Does it dry up
Like a raisin in the sun
Or fester like a sore –
And then run?
Does it stink like rotten meat?
Or crust and sugar over –
Like a syrupy sweet?
Maybe it just sags
Like a heavy load.
Or does it explode?
Liberia did experience this explosion for 14 years during its senseless “Evil War” in which everything — humans and properties – was reduced to collateral damage. What is sad about this “Evil War” is the greed for POWER, which has become a contemporary African tale of African politics that I wrote about in the poem titled, African Politics (1/13/1996):
It is one of a kind
in the whole wide world
It is like a deadly disease
Once infested; it has the tendency
to turn close friends
into bitter enemies
Compaoré and Sankara
Doe and Quiwonkpa
Taylor and Duopu
Garwolo and Supuwood
Clay and Seekie
are about a few examples.
African politics is also terminal
It feeds on ETHNICITY
for the sole purpose
of holding on to RAW POWER
To continue its exploit;
it maintains POWER
By Any Means Necessary!

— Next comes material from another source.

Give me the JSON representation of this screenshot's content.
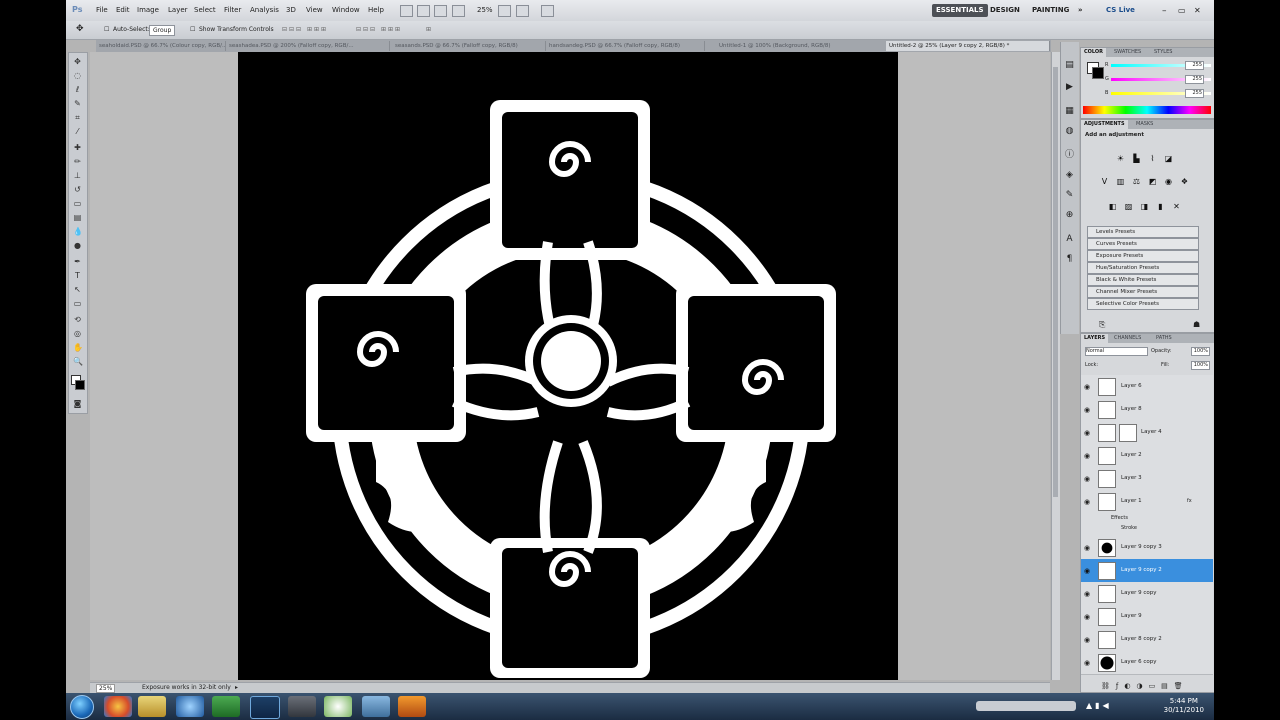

Finally, the future of a people is not written down in advance, but rather is shaped by the present. God gave us free will and encouraged us to choose life in order that we may be alive. Since freedom and expression are God’s given rights, we do not have to put up with the growing greed and corrupt practices of our elected officials. We are at cross-purposes with our leadership because the Liberian government fears conflicting ideas and competing beliefs. The ideas and beliefs we advocate pose imminent threat to its interests and ability to sustain its corrupt and repressive rule. Fortunately for us, we have history on our side, because those who rule by the sword shall someday perish by it. This is a living reality!
If we are to make any remarkable progress, this practice among us in the Diaspora and at home of making RIDICULOUS excuses for the wrongdoings of our elected officials needs serious transformation. It makes one wonder whether this kind of thinking and behavior would lead to the ridicule of Jesus Christ himself if he returned today. Would Christ’s teaching and advocacy on behalf of the poor be considered wrong, divisive or tribalistic? Under the circumstances, some might even have called Him a troublemaker based on this type of thinking.
Stay tune for my 5-part series titled: “A Covenant Betrayed: Partisanization of ULAA and Its This series is partly a response to some of the questions posed by one of Liberia’s literary scholars, Professor K-Moses Nagbe in the first book of its kind about the Union of Liberian Associations in the Americas (ULAA), Inc. The title of the book is: My Compatriot Your Compatriot: Surveying Forces and Voices That Inspired the Union of Liberian Association in the Americas.
About the Author: Siahyonkron Nyanseor is a retired Mental Health/Developmental Disability Specialist and a recently ordained Minister of the Gospel. He is a founding member of the Union of Liberian Associations in the Americas (ULAA), Inc. as well as the organization’s eleventh President and its historian. He is a founding member of ULAA’s Eminent Persons, and its current Secretary/Vice Chair. Also, Mr. Nyanseor is co-founder and treasurer of the Liberian History, Education, and Development (LIHEDE), Inc., an organization dedicated to promoting indigenous Liberian history and the advancement of human and civil rights of Liberians. He has thirty-one years of professional experience in the public and private sector providing administrative/management services in the areas of healthcare, human service delivery, and staff development.
Mr. Nyanseor is publisher of both ThePerspective.org and ThePanAfricanAgenda.org, Internet web magazines. His research and writing interests fall largely within Africa, with particular emphasis on the history, economics, politics, sociology, ethics, and theology of people of African-origin living in Africa and its Diaspora. He is a poet, journalist, and cultural and political activist. He can be reached at: firstname.lastname@example.org.